The cover had them all wearing shirts and ties, as if they were a simulacrum of a genuine jazz band, in which spirit John Lurie, whose band it was, had once described them as "fake jazz.
That first lineup had Arto Lindsay in it, who was a great downtown guitarist, though in my view not as good as Marc Ribot, who later filled the same chair on, e. Originally, they also had Anton Fier on drums, who not long after convened the excellent Golden Palominos, including a configuration with Syd Straw and Jodie Harris that I liked a lot. Still, I just didn't get the first Lounge Lizards album, exactly.
Seemed like it was a little mannered to me, seemed like it was more about establishing mastery of a genre than about memorable writing. Even the impeccable credentials of producer Teo Macero — the guy who produced Miles's first electric period — was a little too pedigreed. Upon hearing "A Paper Bag and the Sun," however, I was in a fever, convinced that something amazing had happened to the Lounge Lizards, and that I had been wrong to consign them to the file of things given incomplete attention, and so I went in search.
John Lurie of the Lounge Lizards had appeared in a number of movies in the middle eighties, and I saw these movies, and I thought he was great, a natural actor, but movies just didn't matter to me in the same way that music mattered.
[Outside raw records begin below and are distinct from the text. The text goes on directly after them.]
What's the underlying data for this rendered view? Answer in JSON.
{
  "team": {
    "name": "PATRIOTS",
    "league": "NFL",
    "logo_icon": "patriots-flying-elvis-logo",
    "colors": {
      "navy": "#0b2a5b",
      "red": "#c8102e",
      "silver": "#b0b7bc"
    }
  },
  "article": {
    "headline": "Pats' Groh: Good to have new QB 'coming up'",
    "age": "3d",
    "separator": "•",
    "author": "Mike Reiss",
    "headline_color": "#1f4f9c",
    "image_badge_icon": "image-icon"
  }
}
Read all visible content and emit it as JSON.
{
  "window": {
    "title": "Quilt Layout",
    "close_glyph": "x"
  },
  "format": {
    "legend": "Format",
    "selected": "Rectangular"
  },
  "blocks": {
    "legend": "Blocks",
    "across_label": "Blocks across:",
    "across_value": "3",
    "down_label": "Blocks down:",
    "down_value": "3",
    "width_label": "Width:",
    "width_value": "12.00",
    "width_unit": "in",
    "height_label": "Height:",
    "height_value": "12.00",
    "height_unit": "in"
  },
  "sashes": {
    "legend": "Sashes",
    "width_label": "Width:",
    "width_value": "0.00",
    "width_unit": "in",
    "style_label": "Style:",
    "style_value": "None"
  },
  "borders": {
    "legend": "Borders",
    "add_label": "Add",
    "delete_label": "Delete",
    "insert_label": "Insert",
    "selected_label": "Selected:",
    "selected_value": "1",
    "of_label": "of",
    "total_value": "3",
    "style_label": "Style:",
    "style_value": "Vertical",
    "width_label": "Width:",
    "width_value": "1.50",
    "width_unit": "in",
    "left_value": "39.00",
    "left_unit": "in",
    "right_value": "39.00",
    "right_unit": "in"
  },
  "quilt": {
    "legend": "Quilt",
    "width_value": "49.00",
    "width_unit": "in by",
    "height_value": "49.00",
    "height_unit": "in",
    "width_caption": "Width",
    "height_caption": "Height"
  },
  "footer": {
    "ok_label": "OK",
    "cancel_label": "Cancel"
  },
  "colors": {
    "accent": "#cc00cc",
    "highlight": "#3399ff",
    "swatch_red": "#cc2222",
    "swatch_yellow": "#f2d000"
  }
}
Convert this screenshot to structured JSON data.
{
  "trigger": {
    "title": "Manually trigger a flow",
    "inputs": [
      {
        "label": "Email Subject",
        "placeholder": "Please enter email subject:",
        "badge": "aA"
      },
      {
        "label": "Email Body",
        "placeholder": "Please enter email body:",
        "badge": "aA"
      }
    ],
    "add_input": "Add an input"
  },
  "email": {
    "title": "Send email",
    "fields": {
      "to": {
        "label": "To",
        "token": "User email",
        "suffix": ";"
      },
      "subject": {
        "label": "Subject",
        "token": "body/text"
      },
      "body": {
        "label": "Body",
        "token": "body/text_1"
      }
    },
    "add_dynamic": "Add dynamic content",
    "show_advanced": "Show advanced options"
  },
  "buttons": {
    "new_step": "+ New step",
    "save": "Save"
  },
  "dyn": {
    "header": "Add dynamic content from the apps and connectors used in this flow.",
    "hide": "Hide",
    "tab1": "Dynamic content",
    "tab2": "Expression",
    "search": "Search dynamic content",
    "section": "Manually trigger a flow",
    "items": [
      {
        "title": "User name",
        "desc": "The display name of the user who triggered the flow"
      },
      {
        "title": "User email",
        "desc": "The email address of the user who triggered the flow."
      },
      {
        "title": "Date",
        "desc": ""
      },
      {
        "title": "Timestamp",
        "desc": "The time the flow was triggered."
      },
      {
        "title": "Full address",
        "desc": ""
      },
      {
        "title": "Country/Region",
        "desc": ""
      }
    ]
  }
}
And I thought John's television program, Fishing With John, was one of the best uses ever of the medium.
John had an offhanded and relaxed charisma on the screen, whether large or small, but this did not command my more careful interest. It took John Schaefer and New Sounds to do that. I think it was in or that I started going to the New Sounds concerts, at Merkin Concert Hall, in the Lincoln Center area, and these were often amazing events.
Monday 29 June Tuesday 30 June Wednesday 1 July Thursday 2 July Friday 3 July Saturday 4 July Sunday 5 July Monday 6 July Tuesday 7 July Wednesday 8 July Thursday 9 July Friday 10 July Saturday 11 July Sunday 12 July Monday 13 July Tuesday 14 July Wednesday 15 July Thursday 16 July Friday 17 July Saturday 18 July Sunday 19 July Monday 20 July Tuesday 21 July Wednesday 22 July Thursday 23 July Friday 24 July Saturday 25 July Sunday 26 July Monday 27 July Tuesday 28 July Wednesday 29 July Thursday 30 July Friday 31 July Saturday 1 August Sunday 2 August Monday 3 August Tuesday 4 August Wednesday 5 August Thursday 6 August Friday 7 August Saturday 8 August Sunday 9 August His subsequent album from , How I Spent My Vacation, consists of pieces Lurie wrote for low budget films, and includes performances by many of Lurie's cohorts from the various incarnations of the Lounge Lizards.